**Material to process:**

....................

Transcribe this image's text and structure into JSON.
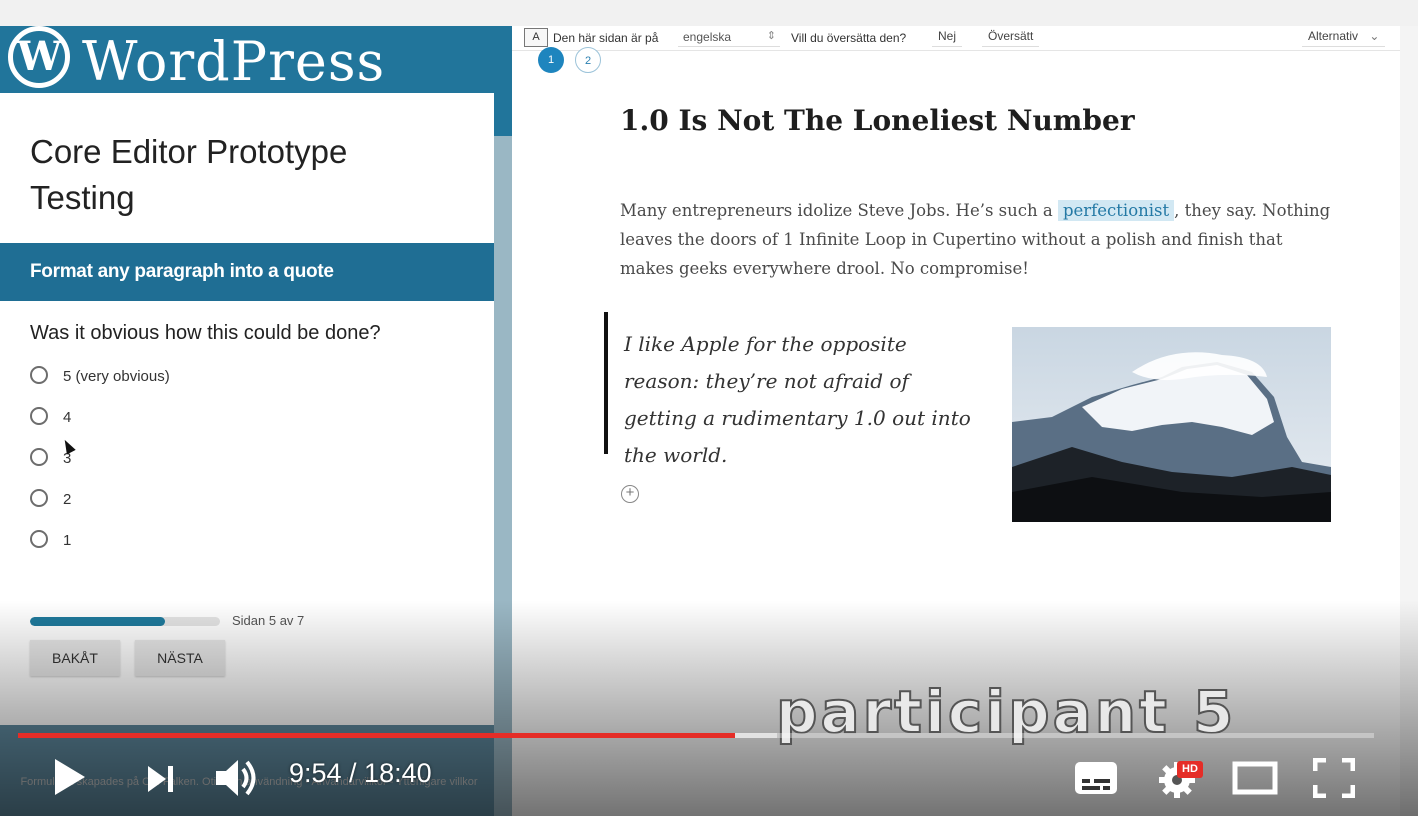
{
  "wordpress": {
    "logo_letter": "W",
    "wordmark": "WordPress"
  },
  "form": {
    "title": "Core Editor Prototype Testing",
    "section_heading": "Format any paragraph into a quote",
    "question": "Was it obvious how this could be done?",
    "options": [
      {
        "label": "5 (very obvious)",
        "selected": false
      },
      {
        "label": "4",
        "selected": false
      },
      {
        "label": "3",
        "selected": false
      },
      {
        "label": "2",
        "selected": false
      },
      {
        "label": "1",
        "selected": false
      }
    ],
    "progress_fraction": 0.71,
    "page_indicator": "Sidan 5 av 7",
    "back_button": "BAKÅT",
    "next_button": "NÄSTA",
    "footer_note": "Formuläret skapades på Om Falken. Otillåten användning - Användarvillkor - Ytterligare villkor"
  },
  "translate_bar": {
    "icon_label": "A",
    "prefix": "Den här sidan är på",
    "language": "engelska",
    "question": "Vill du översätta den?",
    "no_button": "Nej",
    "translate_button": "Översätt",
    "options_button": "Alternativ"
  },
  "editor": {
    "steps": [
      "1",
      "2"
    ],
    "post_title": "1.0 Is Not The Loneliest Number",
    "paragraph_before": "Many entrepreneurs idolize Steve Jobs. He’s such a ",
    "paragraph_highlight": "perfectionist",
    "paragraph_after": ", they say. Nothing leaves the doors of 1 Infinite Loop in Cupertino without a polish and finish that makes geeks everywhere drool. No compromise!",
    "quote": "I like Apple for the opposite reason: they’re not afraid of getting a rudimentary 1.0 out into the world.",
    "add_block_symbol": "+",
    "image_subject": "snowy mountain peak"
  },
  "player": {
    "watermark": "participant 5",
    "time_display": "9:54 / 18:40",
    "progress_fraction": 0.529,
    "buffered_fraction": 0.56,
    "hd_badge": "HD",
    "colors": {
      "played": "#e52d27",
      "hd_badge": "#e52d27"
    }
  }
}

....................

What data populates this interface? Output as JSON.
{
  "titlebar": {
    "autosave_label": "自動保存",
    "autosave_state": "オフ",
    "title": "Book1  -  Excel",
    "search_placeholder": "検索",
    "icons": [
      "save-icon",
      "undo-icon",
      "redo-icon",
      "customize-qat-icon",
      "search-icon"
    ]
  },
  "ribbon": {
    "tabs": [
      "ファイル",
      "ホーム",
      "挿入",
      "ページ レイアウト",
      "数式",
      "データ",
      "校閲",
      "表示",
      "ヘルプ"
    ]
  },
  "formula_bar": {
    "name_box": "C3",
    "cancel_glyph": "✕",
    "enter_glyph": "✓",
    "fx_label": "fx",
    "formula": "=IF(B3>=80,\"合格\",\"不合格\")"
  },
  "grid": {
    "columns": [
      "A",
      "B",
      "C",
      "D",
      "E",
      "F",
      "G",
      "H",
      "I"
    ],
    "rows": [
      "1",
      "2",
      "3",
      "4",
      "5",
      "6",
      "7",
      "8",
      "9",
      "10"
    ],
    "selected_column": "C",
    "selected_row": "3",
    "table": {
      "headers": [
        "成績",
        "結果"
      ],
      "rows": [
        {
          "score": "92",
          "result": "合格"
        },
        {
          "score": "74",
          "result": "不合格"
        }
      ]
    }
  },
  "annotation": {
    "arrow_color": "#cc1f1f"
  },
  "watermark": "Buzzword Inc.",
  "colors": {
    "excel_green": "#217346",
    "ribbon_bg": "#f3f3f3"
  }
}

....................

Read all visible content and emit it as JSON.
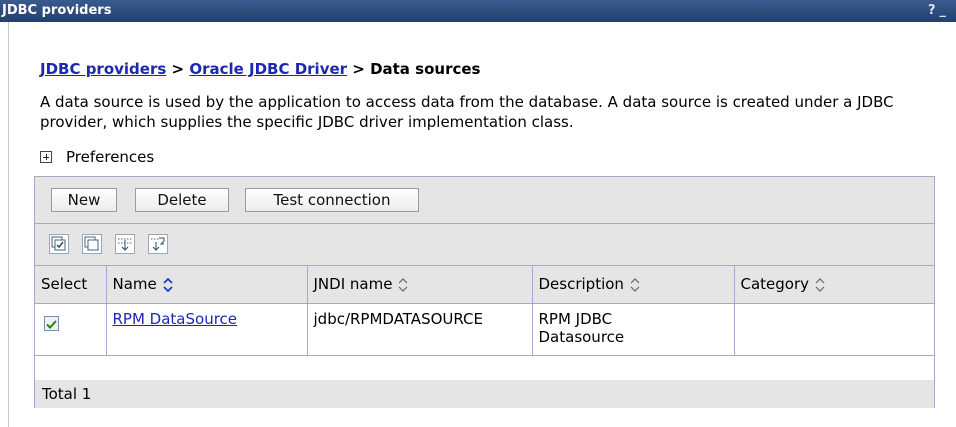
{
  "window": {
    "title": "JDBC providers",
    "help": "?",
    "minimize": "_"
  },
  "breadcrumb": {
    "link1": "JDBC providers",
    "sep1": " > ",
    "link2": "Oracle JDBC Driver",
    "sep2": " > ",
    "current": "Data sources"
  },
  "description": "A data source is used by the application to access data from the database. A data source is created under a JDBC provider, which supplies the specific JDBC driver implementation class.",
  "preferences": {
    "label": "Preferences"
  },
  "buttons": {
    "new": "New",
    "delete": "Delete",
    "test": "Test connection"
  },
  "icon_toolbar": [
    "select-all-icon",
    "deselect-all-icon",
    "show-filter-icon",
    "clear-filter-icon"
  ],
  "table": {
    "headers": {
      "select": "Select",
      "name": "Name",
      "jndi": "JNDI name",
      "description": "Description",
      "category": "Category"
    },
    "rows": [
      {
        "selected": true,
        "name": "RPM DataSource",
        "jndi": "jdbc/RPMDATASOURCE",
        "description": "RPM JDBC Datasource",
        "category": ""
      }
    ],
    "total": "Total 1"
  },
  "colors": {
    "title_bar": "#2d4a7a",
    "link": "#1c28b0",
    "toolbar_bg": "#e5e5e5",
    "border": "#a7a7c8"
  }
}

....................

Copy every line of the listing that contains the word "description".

  "description": "A data source is used by the application to access data from the database. A data source is created under a JDBC provider, which supplies the specific JDBC driver implementation class.",
      "description": "Description",
        "description": "RPM JDBC Datasource",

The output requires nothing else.